In 1996, K Sankaran Unni of CIFRI had found 174 species of river plankton and 111 kinds of zoo plankton covering nearly 550km of the river between Amarkantak and Sethanighat. By 2009, SN Singh, also from CIFRI Barrackpore, was reporting only 72 macrobenthic organisms in the estuary. The diversity and density of organisms are indicative of environmental conditions. “The Narmada river, with existing, ongoing, and proposed river valley projects, faces the pressure of severe shortages of river flow and a resultant acute shrinkage of habitat areas for the benthic organisms. The riverbed with mostly gravel, pebbles, and boulders has been gradually replaced by a coarse sand bed, which does not support the growth of macrobenthic fauna,” Bhaumik notes. In the building of the Indira Sagar dam, the nesting habitats of the shastradhara turtle, alongside that of crocodiles and monitor lizards, were submerged. The destruction of river turtle habitats greatly upset the ecological balance .
In 1941, Hora and Nair (authors of Fishes of the Satpura Range, Central Pronices, Records in Indian Museum, Calcutta), recorded 40 species of fish from the Satpura range alone.
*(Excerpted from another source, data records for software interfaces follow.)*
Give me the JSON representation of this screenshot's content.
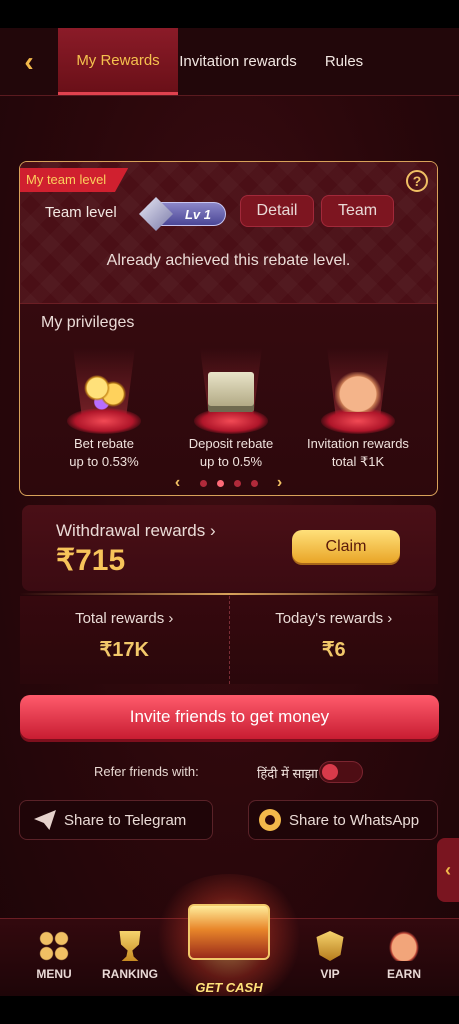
{
  "tabs": [
    {
      "label": "My Rewards",
      "active": true
    },
    {
      "label": "Invitation rewards",
      "active": false
    },
    {
      "label": "Rules",
      "active": false
    }
  ],
  "team": {
    "ribbon": "My team level",
    "level_label": "Team level",
    "level_badge": "Lv 1",
    "detail_button": "Detail",
    "team_button": "Team",
    "message": "Already achieved this rebate level."
  },
  "privileges": {
    "title": "My privileges",
    "items": [
      {
        "line1": "Bet rebate",
        "line2": "up to 0.53%",
        "icon": "coins-icon"
      },
      {
        "line1": "Deposit rebate",
        "line2": "up to 0.5%",
        "icon": "cash-box-icon"
      },
      {
        "line1": "Invitation rewards",
        "line2": "total ₹1K",
        "icon": "handshake-icon"
      }
    ],
    "page_count": 4,
    "current_page": 2
  },
  "withdrawal": {
    "title": "Withdrawal rewards ›",
    "amount": "₹715",
    "claim_button": "Claim"
  },
  "stats": {
    "total_label": "Total rewards ›",
    "total_value": "₹17K",
    "today_label": "Today's rewards ›",
    "today_value": "₹6"
  },
  "invite_button": "Invite friends to get money",
  "refer": {
    "label": "Refer friends with:",
    "language": "हिंदी में साझा करें",
    "toggle_on": false
  },
  "share": {
    "telegram": "Share to Telegram",
    "whatsapp": "Share to WhatsApp"
  },
  "nav": {
    "menu": "MENU",
    "ranking": "RANKING",
    "get_cash": "GET CASH",
    "vip": "VIP",
    "earn": "EARN"
  },
  "colors": {
    "accent_gold": "#f2c86a",
    "brand_red": "#c81d32",
    "background": "#2a070b"
  }
}
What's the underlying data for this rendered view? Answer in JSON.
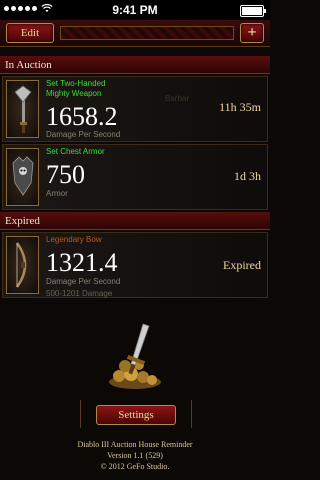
{
  "status_bar": {
    "time": "9:41 PM"
  },
  "toolbar": {
    "edit_label": "Edit",
    "add_label": "+"
  },
  "sections": {
    "in_auction": "In Auction",
    "expired": "Expired"
  },
  "auctions": [
    {
      "set_name": "Set Two-Handed",
      "item_name": "Mighty Weapon",
      "value": "1658.2",
      "stat_label": "Damage Per Second",
      "time_left": "11h 35m",
      "ghost_text": "Barbar"
    },
    {
      "set_name": "Set Chest Armor",
      "value": "750",
      "stat_label": "Armor",
      "time_left": "1d 3h"
    }
  ],
  "expired": [
    {
      "set_name": "Legendary Bow",
      "value": "1321.4",
      "stat_label": "Damage Per Second",
      "status": "Expired",
      "extra": "500-1201 Damage"
    }
  ],
  "settings_label": "Settings",
  "footer": {
    "app_name": "Diablo III Auction House Reminder",
    "version": "Version 1.1 (529)",
    "copyright": "© 2012 GeFo Studio."
  }
}
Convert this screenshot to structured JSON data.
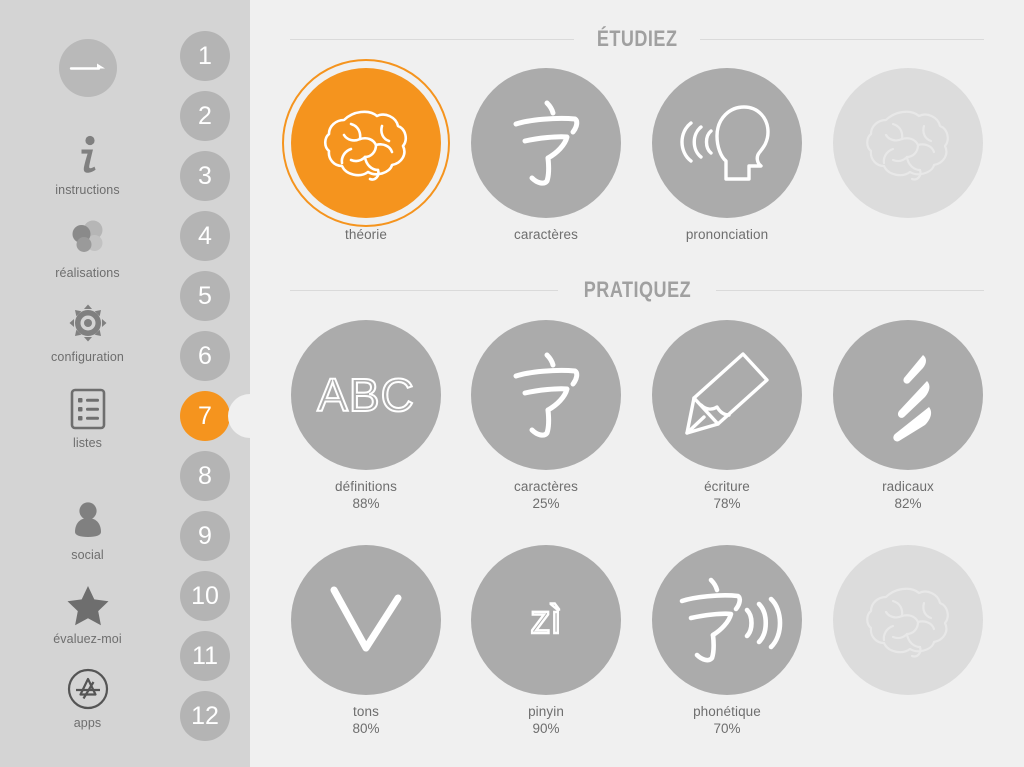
{
  "colors": {
    "accent": "#f5941e",
    "sidebar_bg": "#d4d4d4",
    "main_bg": "#f0f0f0",
    "circle_gray": "#ababab",
    "circle_disabled": "#dcdcdc",
    "number_gray": "#b4b4b4",
    "text_gray": "#6e6e6e",
    "rule_gray": "#dadada"
  },
  "sidebar": {
    "back_button": {
      "icon": "arrow-right-icon",
      "label": ""
    },
    "items": [
      {
        "icon": "info-icon",
        "label": "instructions"
      },
      {
        "icon": "bubbles-icon",
        "label": "réalisations"
      },
      {
        "icon": "gear-icon",
        "label": "configuration"
      },
      {
        "icon": "list-icon",
        "label": "listes"
      },
      {
        "icon": "person-icon",
        "label": "social"
      },
      {
        "icon": "star-icon",
        "label": "évaluez-moi"
      },
      {
        "icon": "appstore-icon",
        "label": "apps"
      }
    ],
    "numbers": [
      {
        "label": "1",
        "active": false
      },
      {
        "label": "2",
        "active": false
      },
      {
        "label": "3",
        "active": false
      },
      {
        "label": "4",
        "active": false
      },
      {
        "label": "5",
        "active": false
      },
      {
        "label": "6",
        "active": false
      },
      {
        "label": "7",
        "active": true
      },
      {
        "label": "8",
        "active": false
      },
      {
        "label": "9",
        "active": false
      },
      {
        "label": "10",
        "active": false
      },
      {
        "label": "11",
        "active": false
      },
      {
        "label": "12",
        "active": false
      }
    ]
  },
  "sections": [
    {
      "title": "ÉTUDIEZ",
      "tiles": [
        {
          "icon": "brain-icon",
          "label": "théorie",
          "percent": "",
          "state": "selected"
        },
        {
          "icon": "hanzi-icon",
          "label": "caractères",
          "percent": "",
          "state": "normal"
        },
        {
          "icon": "speak-icon",
          "label": "prononciation",
          "percent": "",
          "state": "normal"
        },
        {
          "icon": "brain-icon",
          "label": "",
          "percent": "",
          "state": "disabled"
        }
      ]
    },
    {
      "title": "PRATIQUEZ",
      "tiles": [
        {
          "icon": "abc-icon",
          "label": "définitions",
          "percent": "88%",
          "state": "normal"
        },
        {
          "icon": "hanzi-icon",
          "label": "caractères",
          "percent": "25%",
          "state": "normal"
        },
        {
          "icon": "pencil-icon",
          "label": "écriture",
          "percent": "78%",
          "state": "normal"
        },
        {
          "icon": "radical-icon",
          "label": "radicaux",
          "percent": "82%",
          "state": "normal"
        },
        {
          "icon": "chevron-down-icon",
          "label": "tons",
          "percent": "80%",
          "state": "normal"
        },
        {
          "icon": "pinyin-icon",
          "label": "pinyin",
          "percent": "90%",
          "state": "normal"
        },
        {
          "icon": "hanzi-sound-icon",
          "label": "phonétique",
          "percent": "70%",
          "state": "normal"
        },
        {
          "icon": "brain-icon",
          "label": "",
          "percent": "",
          "state": "disabled"
        }
      ]
    }
  ],
  "icon_glyphs": {
    "hanzi": "字",
    "radical": "彡",
    "abc": "ABC",
    "pinyin": "zì"
  }
}
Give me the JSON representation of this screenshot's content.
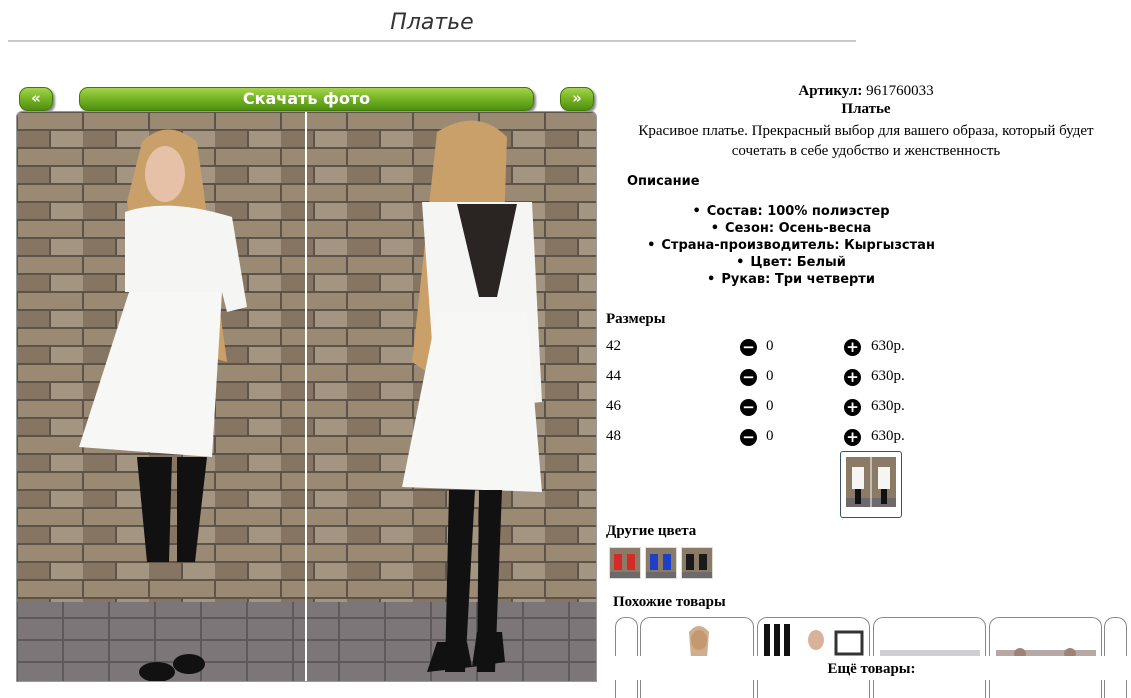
{
  "page": {
    "title": "Платье"
  },
  "gallery": {
    "prev_label": "«",
    "download_label": "Скачать фото",
    "next_label": "»"
  },
  "product": {
    "article_label": "Артикул:",
    "article_value": "961760033",
    "name": "Платье",
    "description": "Красивое платье. Прекрасный выбор для вашего образа, который будет сочетать в себе удобство и женственность",
    "section_title": "Описание",
    "properties": [
      "Состав: 100% полиэстер",
      "Сезон: Осень-весна",
      "Страна-производитель: Кыргызстан",
      "Цвет: Белый",
      "Рукав: Три четверти"
    ]
  },
  "sizes": {
    "title": "Размеры",
    "rows": [
      {
        "size": "42",
        "qty": "0",
        "price": "630р."
      },
      {
        "size": "44",
        "qty": "0",
        "price": "630р."
      },
      {
        "size": "46",
        "qty": "0",
        "price": "630р."
      },
      {
        "size": "48",
        "qty": "0",
        "price": "630р."
      }
    ],
    "minus_symbol": "−",
    "plus_symbol": "+"
  },
  "other_colors": {
    "title": "Другие цвета",
    "swatches": [
      "red",
      "blue",
      "black"
    ]
  },
  "similar": {
    "title": "Похожие товары",
    "more_label": "Ещё товары:"
  },
  "colors": {
    "button_green": "#78b626",
    "dress": "#f4f4f2",
    "brick": "#8a7a66"
  }
}
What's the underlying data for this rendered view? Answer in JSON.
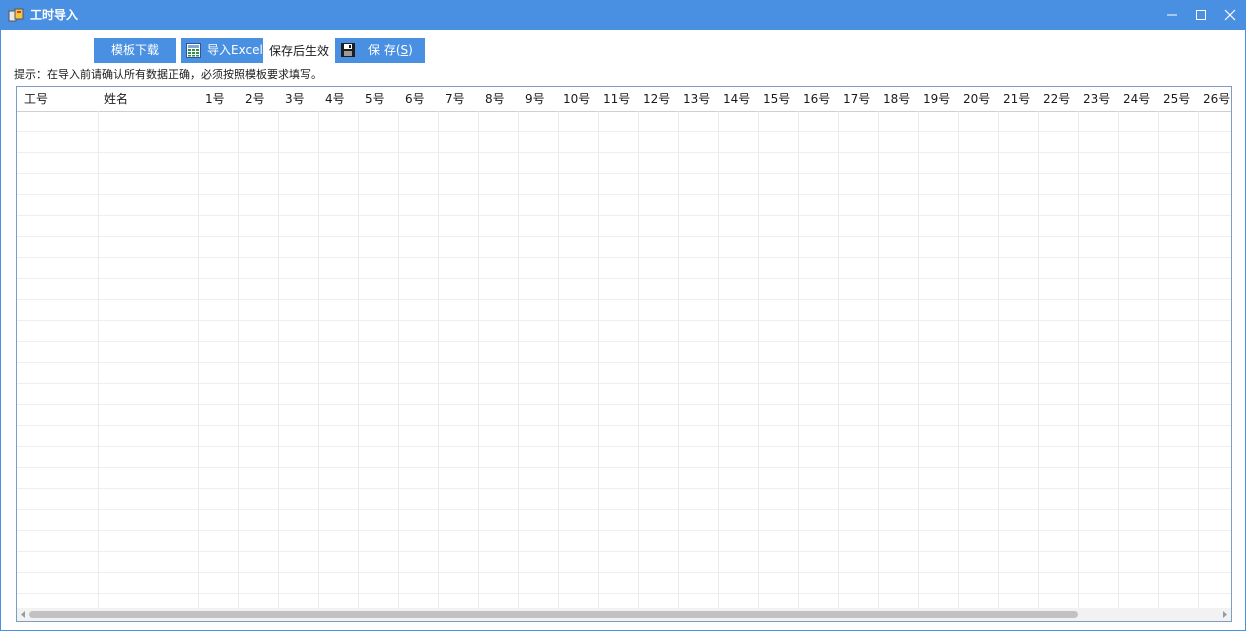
{
  "window": {
    "title": "工时导入",
    "icons": {
      "app": "app-icon",
      "minimize": "minimize-icon",
      "maximize": "maximize-icon",
      "close": "close-icon"
    }
  },
  "toolbar": {
    "template_download_label": "模板下载",
    "import_excel_label": "导入Excel",
    "import_icon": "excel-import-icon",
    "save_note": "保存后生效",
    "save_label_main": "保 存(",
    "save_accel": "S",
    "save_label_end": ")",
    "save_icon": "floppy-disk-icon"
  },
  "hint": "提示：在导入前请确认所有数据正确，必须按照模板要求填写。",
  "table": {
    "columns": [
      "工号",
      "姓名",
      "1号",
      "2号",
      "3号",
      "4号",
      "5号",
      "6号",
      "7号",
      "8号",
      "9号",
      "10号",
      "11号",
      "12号",
      "13号",
      "14号",
      "15号",
      "16号",
      "17号",
      "18号",
      "19号",
      "20号",
      "21号",
      "22号",
      "23号",
      "24号",
      "25号",
      "26号"
    ],
    "rows": []
  },
  "colors": {
    "accent": "#4a90e2",
    "grid_border": "#7a9cc6",
    "grid_line": "#ebebeb",
    "scroll_thumb": "#c2c2c2"
  }
}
In 1967, Karamchandani et al (CIFRI) recorded 77 species in just the upper and middle zones. In 1990, Doria found 76 species within the river in Madhya Pradesh. In 1991, Rao et al (Inland Fisheries Society) studied the whole river and found only 84 species. Arjun Shulka and Sunita Sharma (Model Science College, Jabalpur) in 2017 found 25 species in the post monsoon season.
Annual fish production in the Narmada was estimated at 269.8 metric tonnes (Dubey, 1984) between 1958–1959 and 1965–1966, i.e. prior to the development of dams. Figures through the years and recent figures for fisheries from the Narmada alone are not available.
The fish-loving Bengalis are having the worst of it. In the estuary, the carp, mainly the Mahseer, rohu, kuhi or gunia, declined as have gegra and reta. Large catfish have been replaced by medium and small species. After the construction of the Sardar Sarovar dam, giant freshwater prawns, unique to the river, declined. The brood stock of Hilsa moved to only breed within 100km of the Gulf of Cambay. “Annual catch of 16,000 tons of the species (hilsa) during 1990-1991 reduced to 4,000 tons in 2007-2008 and indicated a 75% decline in production over a period of one-and-a-half decades” Bhoumik notes.
The river bank of the Narmada has now receded 3km away from the oncebustling Bharuch bunder. Locals in the old fishing villages recall having to move to higher ground for the roaring monsoon floods, collecting driftwood that would last them as firewood stocks for the whole year. “If they dam her up like this she will cease to flow. If she dies, our livelihood may go. No one will miss her more than us,” says Hiralbhai Dheemar.